McBride was making other moves as well – beginning to purchase equipment with which to make tracks (“I put two and two together and figured out that DJs who produced went places,” he said in 1999), and he was on the ground floor of Cole’s next clubbing venture. Initially, Depth Probe was the name of Cole’s DJ-mix radio show. He’d finally found a station that would let him play what he wanted: KJ-104 (KJJO 104.1-FM), a hard-rock station that took the plunge into the Modern Rock format in early 1991. It would be off the air in the summer of 1992 – right as some 100 other U.S. stations were adopting the “commercial alternative” format. On KJ-104, Cole hosted three shows, including Radio Depth Probe, Saturdays at midnight, where he’d spin the newest house and techno 12-inches for two hours, in sets he’d record at home on his kitchen counter.
When Cole started Depth Probe as a new dance-night umbrella at the First Avenue Mainroom, he brought in McBride as one of his first guests. “It wasn’t locked in as a monthly,” says Cole. “We would get whatever we could – a Tuesday or a Thursday, sometimes a Wednesday. Even so, it was packed.”

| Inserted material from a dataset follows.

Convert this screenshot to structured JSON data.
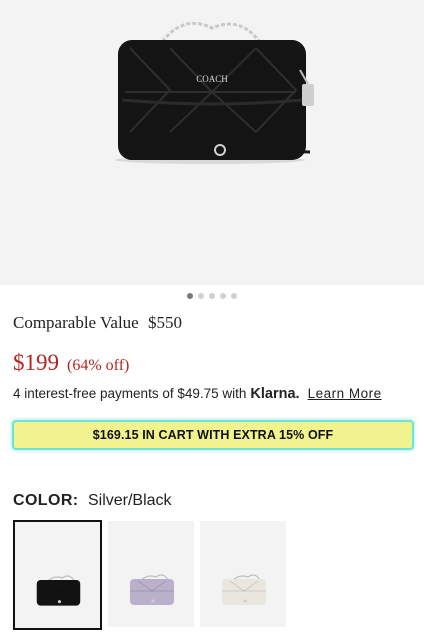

But as the ’90s continued, the music began to broaden and factionalize – too much so for Cole’s taste. “Part of what I didn’t really understand, or fully embrace, as DJs got more specialized, was when DJs started talking about, ‘I only play music that’s 120 BPM,’ ‘I’m breakbeat,’ ‘I’m jungle,’ or whatever,” says Cole. “When there’s so much incredible music out there, and so much of it that is still underground? Why deny yourself? Even if something was maybe commercial but still cool – as long as it doesn’t lean too heavy in that direction?”
McBride was leaning that way, drawn deeper into the hard acid coming out of Germany, England, and Detroit – and the younger DJs he was helping recruit for Depth Probe were attracting far younger crowds. “At the time, Kevin thought it didn’t matter [whether Depth Probe was all-ages],” says Strouth. “I was like, ‘It’s the only thing that matters.’ That allowed that whole realm four years of additional buoyancy, because they were bringing in new people. It was able to build ahead.”
In 1992, McBride put together an event at a local skate park headlined by several fellow Depth Probe regulars, including Cole. “It was a little bit of a stretch for Kevin – he was beginning to move into the radio realm,” says McBride. “He was quick to see the rave wave was coming to the Twin Cities, but it was a kids’ game.” By 1993, McBride was working on his own, throwing parties in local warehouses and ushering in the Twin Cities’ rave scene proper, and beginning his long-running production and DJ career. He still throws the Bassgasm parties at First Avenue.
Cole, for his part, moved deeper into radio; in 1995, he would launch the Twin Cities modern rock station REV-105, which folded two years later; not long afterward, he moved to Seattle, where he is now senior programming director and afternoon DJ for Seattle’s popular public radio station KEXP-FM. His House Nation partner never strayed from the purist path. Spinning as DJ Man-X, Spiegel eventually relocated to Miami Beach, where in 2005 he launched the label Deep Haven Music. That’s where he passed away at age 47 on December 30, 2012. “Bon route, brother,” Strouth wrote in his obit. “I hope heaven has enough bass bins for you.”